Start of Provided records

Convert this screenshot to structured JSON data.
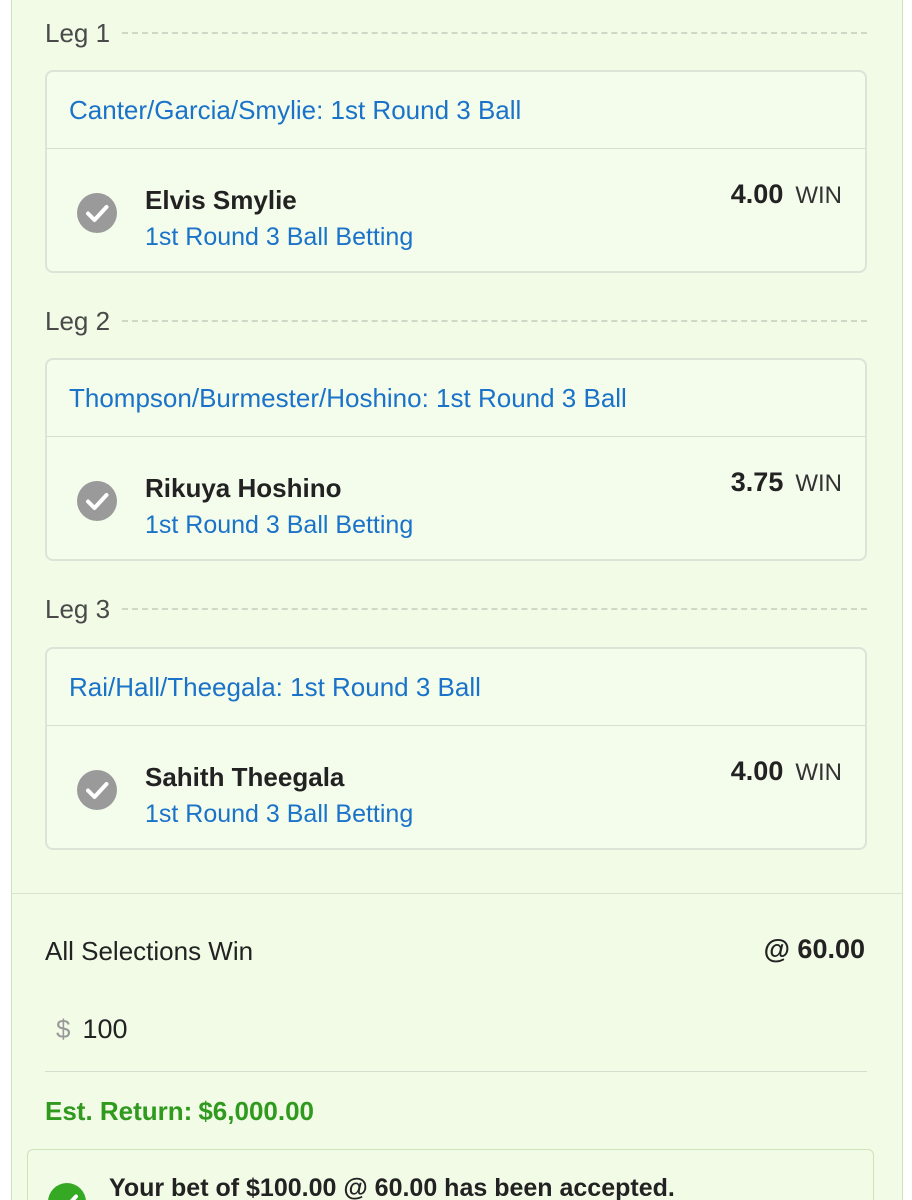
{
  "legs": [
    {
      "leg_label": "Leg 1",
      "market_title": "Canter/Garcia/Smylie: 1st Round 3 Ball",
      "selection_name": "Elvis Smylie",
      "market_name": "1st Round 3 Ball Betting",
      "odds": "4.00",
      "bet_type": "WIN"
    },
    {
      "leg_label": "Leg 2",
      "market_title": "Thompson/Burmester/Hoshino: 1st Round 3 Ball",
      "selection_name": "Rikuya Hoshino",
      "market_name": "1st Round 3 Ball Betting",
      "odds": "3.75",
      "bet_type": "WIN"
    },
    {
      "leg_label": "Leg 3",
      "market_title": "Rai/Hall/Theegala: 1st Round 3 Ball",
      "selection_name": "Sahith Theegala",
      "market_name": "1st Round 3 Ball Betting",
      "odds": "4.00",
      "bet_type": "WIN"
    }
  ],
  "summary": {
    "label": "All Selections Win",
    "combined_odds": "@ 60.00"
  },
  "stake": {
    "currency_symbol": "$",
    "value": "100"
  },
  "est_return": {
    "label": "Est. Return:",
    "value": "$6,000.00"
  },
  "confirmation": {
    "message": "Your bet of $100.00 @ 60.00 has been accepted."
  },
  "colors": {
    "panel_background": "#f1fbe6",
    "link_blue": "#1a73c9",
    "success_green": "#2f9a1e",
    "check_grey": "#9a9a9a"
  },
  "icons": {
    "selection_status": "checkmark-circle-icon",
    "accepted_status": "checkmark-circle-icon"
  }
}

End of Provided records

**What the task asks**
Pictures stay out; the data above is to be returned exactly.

**Exercise answer**
Convert this screenshot to structured JSON data.
{
  "legs": [
    {
      "leg_label": "Leg 1",
      "market_title": "Canter/Garcia/Smylie: 1st Round 3 Ball",
      "selection_name": "Elvis Smylie",
      "market_name": "1st Round 3 Ball Betting",
      "odds": "4.00",
      "bet_type": "WIN"
    },
    {
      "leg_label": "Leg 2",
      "market_title": "Thompson/Burmester/Hoshino: 1st Round 3 Ball",
      "selection_name": "Rikuya Hoshino",
      "market_name": "1st Round 3 Ball Betting",
      "odds": "3.75",
      "bet_type": "WIN"
    },
    {
      "leg_label": "Leg 3",
      "market_title": "Rai/Hall/Theegala: 1st Round 3 Ball",
      "selection_name": "Sahith Theegala",
      "market_name": "1st Round 3 Ball Betting",
      "odds": "4.00",
      "bet_type": "WIN"
    }
  ],
  "summary": {
    "label": "All Selections Win",
    "combined_odds": "@ 60.00"
  },
  "stake": {
    "currency_symbol": "$",
    "value": "100"
  },
  "est_return": {
    "label": "Est. Return:",
    "value": "$6,000.00"
  },
  "confirmation": {
    "message": "Your bet of $100.00 @ 60.00 has been accepted."
  },
  "colors": {
    "panel_background": "#f1fbe6",
    "link_blue": "#1a73c9",
    "success_green": "#2f9a1e",
    "check_grey": "#9a9a9a"
  },
  "icons": {
    "selection_status": "checkmark-circle-icon",
    "accepted_status": "checkmark-circle-icon"
  }
}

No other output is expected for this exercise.